Movie Review #811: An emotionally resonant script backed by strong performances makes ‘A Place in the Sun’ a great character study on human nature.
By Red Stewart
|Rated NR (contains mild violence)|
I admit I’m not a religious man, though I certainly wouldn’t call myself an atheist by any means. However, the idea of sinning has always intrigued me as it poses an honest, enticing question; if someone legitimately thinks about harming another being, are they technically guilty of a crime?

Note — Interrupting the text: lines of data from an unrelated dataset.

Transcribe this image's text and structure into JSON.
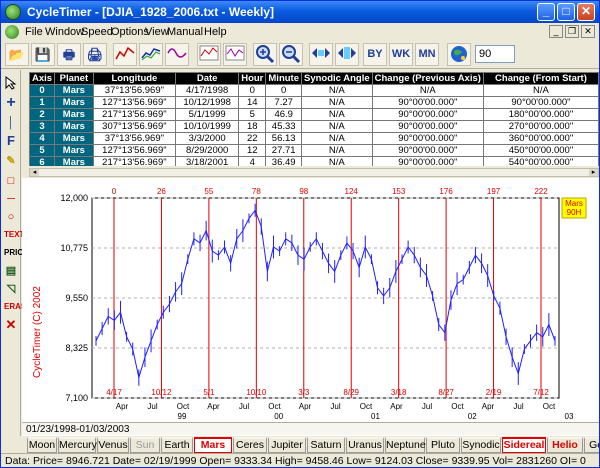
{
  "window": {
    "title": "CycleTimer - [DJIA_1928_2006.txt - Weekly]",
    "min_label": "_",
    "max_label": "□",
    "close_label": "✕"
  },
  "menu": [
    "File",
    "Window",
    "Speed",
    "Options",
    "View",
    "Manual",
    "Help"
  ],
  "toolbar": {
    "buttons": [
      "open-folder",
      "save-disk",
      "print",
      "print-preview",
      "line-chart",
      "candle-chart",
      "zoom-in",
      "zoom-out",
      "scroll-left-right",
      "scroll-fit",
      "by-scale",
      "wk-scale",
      "mn-scale",
      "globe"
    ],
    "labels": {
      "by": "BY",
      "wk": "WK",
      "mn": "MN"
    },
    "zoom_value": "90"
  },
  "grid": {
    "columns": [
      "Axis",
      "Planet",
      "Longitude",
      "Date",
      "Hour",
      "Minute",
      "Synodic Angle",
      "Change (Previous Axis)",
      "Change (From Start)"
    ],
    "rows": [
      [
        "0",
        "Mars",
        "37°13'56.969\"",
        "4/17/1998",
        "0",
        "0",
        "N/A",
        "N/A",
        "N/A"
      ],
      [
        "1",
        "Mars",
        "127°13'56.969\"",
        "10/12/1998",
        "14",
        "7.27",
        "N/A",
        "90°00'00.000\"",
        "90°00'00.000\""
      ],
      [
        "2",
        "Mars",
        "217°13'56.969\"",
        "5/1/1999",
        "5",
        "46.9",
        "N/A",
        "90°00'00.000\"",
        "180°00'00.000\""
      ],
      [
        "3",
        "Mars",
        "307°13'56.969\"",
        "10/10/1999",
        "18",
        "45.33",
        "N/A",
        "90°00'00.000\"",
        "270°00'00.000\""
      ],
      [
        "4",
        "Mars",
        "37°13'56.969\"",
        "3/3/2000",
        "22",
        "56.13",
        "N/A",
        "90°00'00.000\"",
        "360°00'00.000\""
      ],
      [
        "5",
        "Mars",
        "127°13'56.969\"",
        "8/29/2000",
        "12",
        "27.71",
        "N/A",
        "90°00'00.000\"",
        "450°00'00.000\""
      ],
      [
        "6",
        "Mars",
        "217°13'56.969\"",
        "3/18/2001",
        "4",
        "36.49",
        "N/A",
        "90°00'00.000\"",
        "540°00'00.000\""
      ]
    ]
  },
  "chart_data": {
    "type": "line",
    "title": "",
    "legend": "Mars\n90H",
    "legend_lines": [
      "Mars",
      "90H"
    ],
    "ylim": [
      7100,
      12000
    ],
    "yticks": [
      12000,
      10775,
      9550,
      8325,
      7100
    ],
    "ytick_labels": [
      "12,000",
      "10,775",
      "9,550",
      "8,325",
      "7,100"
    ],
    "watermark": "CycleTimer (C) 2002",
    "date_range_label": "01/23/1998-01/03/2003",
    "x_month_labels": [
      "Apr",
      "Jul",
      "Oct",
      "Apr",
      "Jul",
      "Oct",
      "Apr",
      "Jul",
      "Oct",
      "Apr",
      "Jul",
      "Oct",
      "Apr",
      "Jul",
      "Oct"
    ],
    "x_year_labels": [
      "99",
      "00",
      "01",
      "02",
      "03"
    ],
    "bar_numbers": [
      "0",
      "26",
      "55",
      "78",
      "98",
      "124",
      "153",
      "176",
      "197",
      "222"
    ],
    "bar_dates": [
      "4/17",
      "10/12",
      "5/1",
      "10/10",
      "3/3",
      "8/29",
      "3/18",
      "8/27",
      "2/19",
      "7/12"
    ],
    "series": [
      {
        "values": [
          8500,
          8800,
          9100,
          9000,
          9200,
          8600,
          8300,
          7600,
          8100,
          8500,
          8900,
          9200,
          9400,
          9700,
          9900,
          10500,
          11000,
          10900,
          11200,
          10700,
          10600,
          10800,
          10400,
          11000,
          11200,
          11500,
          11700,
          11300,
          10200,
          10800,
          10700,
          11000,
          10900,
          10600,
          10500,
          10800,
          11000,
          10700,
          10400,
          10200,
          10600,
          10900,
          10700,
          10300,
          10800,
          10500,
          9800,
          9600,
          9800,
          10200,
          10500,
          10800,
          10600,
          10300,
          10100,
          9600,
          8900,
          8700,
          9500,
          9900,
          10000,
          10300,
          10600,
          10400,
          10100,
          9600,
          9300,
          8600,
          8100,
          7700,
          8300,
          8500,
          8700,
          8600,
          8900,
          8500
        ]
      }
    ]
  },
  "date_strip": "01/23/1998-01/03/2003",
  "tabs": [
    {
      "label": "Moon",
      "style": "normal"
    },
    {
      "label": "Mercury",
      "style": "normal"
    },
    {
      "label": "Venus",
      "style": "normal"
    },
    {
      "label": "Sun",
      "style": "grey"
    },
    {
      "label": "Earth",
      "style": "normal"
    },
    {
      "label": "Mars",
      "style": "red-active"
    },
    {
      "label": "Ceres",
      "style": "normal"
    },
    {
      "label": "Jupiter",
      "style": "normal"
    },
    {
      "label": "Saturn",
      "style": "normal"
    },
    {
      "label": "Uranus",
      "style": "normal"
    },
    {
      "label": "Neptune",
      "style": "normal"
    },
    {
      "label": "Pluto",
      "style": "normal"
    },
    {
      "label": "Synodic",
      "style": "normal"
    },
    {
      "label": "Sidereal",
      "style": "red-active"
    },
    {
      "label": "Helio",
      "style": "red"
    },
    {
      "label": "Geo",
      "style": "normal"
    }
  ],
  "status": "Data:   Price= 8946.721  Date= 02/19/1999  Open= 9333.34  High= 9458.46  Low= 9124.03  Close= 9339.95  Vol= 2831260  OI= 0",
  "colors": {
    "titlebar": "#0a5ce0",
    "grid_header": "#000000",
    "axis_cell": "#006680",
    "price_line": "#2020ff",
    "cycle_line": "#e00000"
  }
}
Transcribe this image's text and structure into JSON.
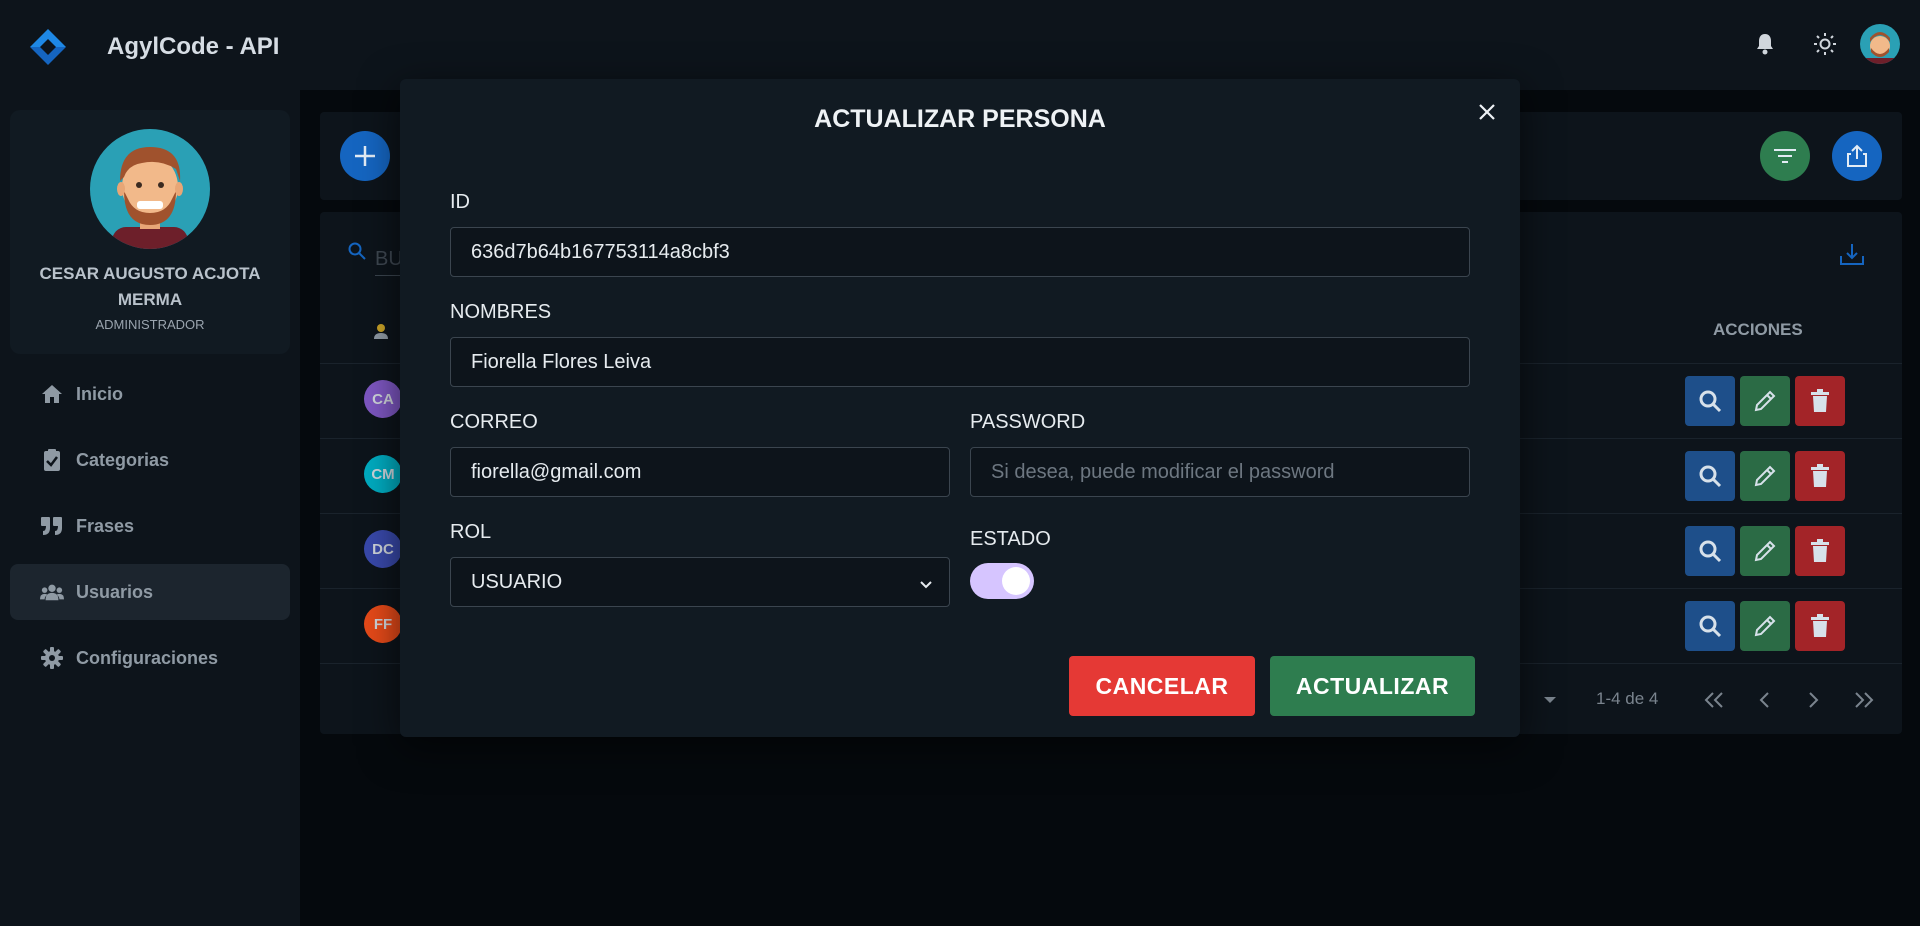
{
  "app": {
    "title": "AgylCode - API"
  },
  "colors": {
    "primary": "#1565c0",
    "success": "#2e7d4f",
    "danger": "#e53935",
    "toggle": "#d6c5ff"
  },
  "topbar": {
    "icons": [
      "bell-icon",
      "sun-icon",
      "user-avatar"
    ]
  },
  "profile": {
    "name": "CESAR AUGUSTO ACJOTA MERMA",
    "role": "ADMINISTRADOR"
  },
  "sidebar": {
    "items": [
      {
        "label": "Inicio",
        "icon": "home-icon"
      },
      {
        "label": "Categorias",
        "icon": "clipboard-check-icon"
      },
      {
        "label": "Frases",
        "icon": "quote-icon"
      },
      {
        "label": "Usuarios",
        "icon": "users-icon",
        "active": true
      },
      {
        "label": "Configuraciones",
        "icon": "gear-icon"
      }
    ]
  },
  "table": {
    "search_partial": "BU",
    "actions_header": "ACCIONES",
    "rows": [
      {
        "initials": "CA",
        "color": "#7e57c2"
      },
      {
        "initials": "CM",
        "color": "#00acc1"
      },
      {
        "initials": "DC",
        "color": "#3949ab"
      },
      {
        "initials": "FF",
        "color": "#e64a19"
      }
    ],
    "pagination": {
      "range": "1-4 de 4"
    }
  },
  "modal": {
    "title": "ACTUALIZAR PERSONA",
    "fields": {
      "id": {
        "label": "ID",
        "value": "636d7b64b167753114a8cbf3"
      },
      "nombres": {
        "label": "NOMBRES",
        "value": "Fiorella Flores Leiva"
      },
      "correo": {
        "label": "CORREO",
        "value": "fiorella@gmail.com"
      },
      "password": {
        "label": "PASSWORD",
        "placeholder": "Si desea, puede modificar el password"
      },
      "rol": {
        "label": "ROL",
        "value": "USUARIO"
      },
      "estado": {
        "label": "ESTADO",
        "value": true
      }
    },
    "cancel_label": "CANCELAR",
    "submit_label": "ACTUALIZAR"
  }
}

“A Place in the Sun” explores that philosophical idea in detail, focusing on the life of a poor man named George Eastman (Montgomery Clift), who goes to work in his rich uncle’s factory where he meets and charms an assemblywoman named Alice Tripp (Shelley Winters). Not wanting the family name to be tarnished, George’s uncle soon brings him into the upper class circle, where he becomes enamored by a beautiful socialite called Angela Vickers (Elizabeth Taylor). What follows is a complicated love triangle that ends in tragedy.
In many fictional works, Catholicism seems to be the de facto religion for telling these stories of remorse and sin, as seen in “Daredevil” and “Se7en”, and “A Place in the Sun” follows suit accordingly. Yet despite this, the themes are never preached to us, the film instead opting to plant the seeds of innocence in its characters and see what grows from there. When we’re introduced to our three leads, they seem to be genuinely good people who you would want to have a beer with (or in the case of Ms. Vickers, a glass of Brandy). As the story progresses, though, simple situations change them significantly from where they once stood, revealing darker traits that are scarily natural.
Even though they’re notably older than the characters they play, the cast of Clift, Winters, and Taylor all do a good job bringing out the great writing. Despite this, I do have to dock off half-a-star for most of Vickers’s dialogue as, even though Taylor delivered/acted out the lines perfectly, they felt a bit too airy in the context of the movie.
Films like this occupy a genre I like to call the brutal drama (which includes “Blue Valentine”, “Revolutionary Road”, and “Cool Hand Luke”) where the realism factor causes a reverse-uncanny valley feel in which we are attracted to the material because it is like our lives. The whole thing strangely reminds me of a common inquiry posed in psychology about whether humans are born evil or raised that way. After seeing “A Place in the Sun”, I believe you could find enough support for either argument. ✴